You are an ocean of love.
"When Will Smith stormed onto the Oscar stage to strike Chris Rock for making a joke about his wife’s short hair, he did a lot more damage than just to Rock’s face. With a single petulant blow, he advocated violence, diminished women, insulted the entertainment industry, and perpetuated stereotypes about the Black community.
Some have romanticized Smith’s actions as that of a loving husband defending his wife. Actually, it was the opposite. Smith’s slap was also a slap to women.
This patronizing, paternal attitude infantilizes women and reduces them to helpless damsels needing a Big Strong Man to defend their honor least they swoon from the vapors.
Worse than the slap was Smith’s tearful, self-serving acceptance speech.
The Black community also takes a direct hit from Smith. One of the main talking points from those supporting the systemic racism in America is characterizing Blacks as more prone to violence and less able to control their emotions. Smith just gave comfort to the enemy by providing them with the perfect optics they were dreaming of.
As for the damage to show business, Smith’s violence is an implied threat to all comedians who now have to worry that an edgy or insulting joke might be met with violence.
The one bright note is that Chris Rock, clearly stunned, managed to handle the moment with grace and maturity. If only Smith’s acceptance speech had shown similar grace and maturity—and included, instead of self-aggrandizing excuses, a heartfelt apology to Rock.
I like Will Smith. He’s charming, sincere, and funny. I’m also a big fan of his movies. He’s an accomplished and dedicated actor who deserves the professional accolades he’s received. I don’t want to see him punished or ostracized because of this one, albeit a big one, mistake. I just want this to be a cautionary tale for others not to romanticize or glorify bad behavior. "

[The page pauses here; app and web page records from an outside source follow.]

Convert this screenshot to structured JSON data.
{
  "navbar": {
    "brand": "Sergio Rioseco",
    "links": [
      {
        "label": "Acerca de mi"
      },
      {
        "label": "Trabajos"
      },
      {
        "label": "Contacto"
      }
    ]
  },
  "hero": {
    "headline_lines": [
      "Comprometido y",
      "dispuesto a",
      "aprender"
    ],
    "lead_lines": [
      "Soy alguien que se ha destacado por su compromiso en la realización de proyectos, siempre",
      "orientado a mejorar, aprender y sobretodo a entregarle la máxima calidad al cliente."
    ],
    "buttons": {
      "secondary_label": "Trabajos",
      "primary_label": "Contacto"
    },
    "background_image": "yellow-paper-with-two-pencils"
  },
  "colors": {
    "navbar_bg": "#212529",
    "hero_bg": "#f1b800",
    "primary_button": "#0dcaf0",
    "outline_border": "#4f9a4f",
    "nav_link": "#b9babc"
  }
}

"Wealth provides financial agency over one’s life, Wealth gives you choice. It provides the economic security to take risks and shield against financial loss.
With wealth, you can afford the best health care, live in the safest neighborhoods, get the best education, and hire the best lawyers to fight for your interests.
Wealth lets you innovate and try new things, like opening a business.
Most of all, once you have wealth, it can be invested and grow exponentially over your lifetime. And you can pass this wealth and all its advantages down to the next generation."
"In September 2021, Perkins and Obrecht made a surprise announcement. The couple owned 31% of Canva at its latest valuation, putting their personal net worth somewhere around $12.4 billion. They were now donating 97% of their stake—30% of all Canva’s shares or $12 billion—to the Canva Foundation, which they created earlier that year with a mission to solve some of the biggest, foundational problems around poverty. (The couple retains their voting rights in the company.) “I have this very wildly optimistic belief that there is enough money and goodwill in the world to solve all of the world’s problems,” says Perkins of the decision.
They’d already signed the 1% pledge, giving 1% of Canva’s resources and profits to charity (and would later sign the Giving Pledge, promising to donate at least half of their net worth to philanthropy during their lives or upon their death). “Who needs billions of dollars?” Perkins asks bluntly. “There’s nothing enjoyable to do with billions of dollars. That’s an absurd thing.”
“If the whole thing was about building wealth, that would be the most uninspiring thing I could possibly imagine.”
"The idea that the poor should have leisure has always been shocking to the rich. In the early nineteenth century, fifteen hours was the ordinary day's work for a man; children sometimes did as much, and very commonly did twelve hours a day. When meddlesome busybodies suggested that perhaps these hours were rather long, they were told that work kept adults from drink and children from mischief.
When I was a child, shortly after urban working men had acquired the vote, certain public holidays were established by law, to the great indignation of the upper classes. I remember hearing an old Duchess say: 'What do the poor want with holidays? They ought to work.' People nowadays are less frank, but the sentiment persists, and is the source of much of our economic confusion."
— Bertrand Russell, In Praise of Idleness and Other Essays (1935)
In Praise of Idleness and Other Essays is a 1935 collection of essays by the philosopher Bertrand Russell. The collection includes essays on the subjects of sociology, philosophy and economics. In the eponymous essay, Russell argues that if labour was equitably shared out amongst everyone, resulting in shorter work days, unemployment would decrease and human happiness would increase due to the increase in leisure time, further resulting in increased involvement in the arts and sciences.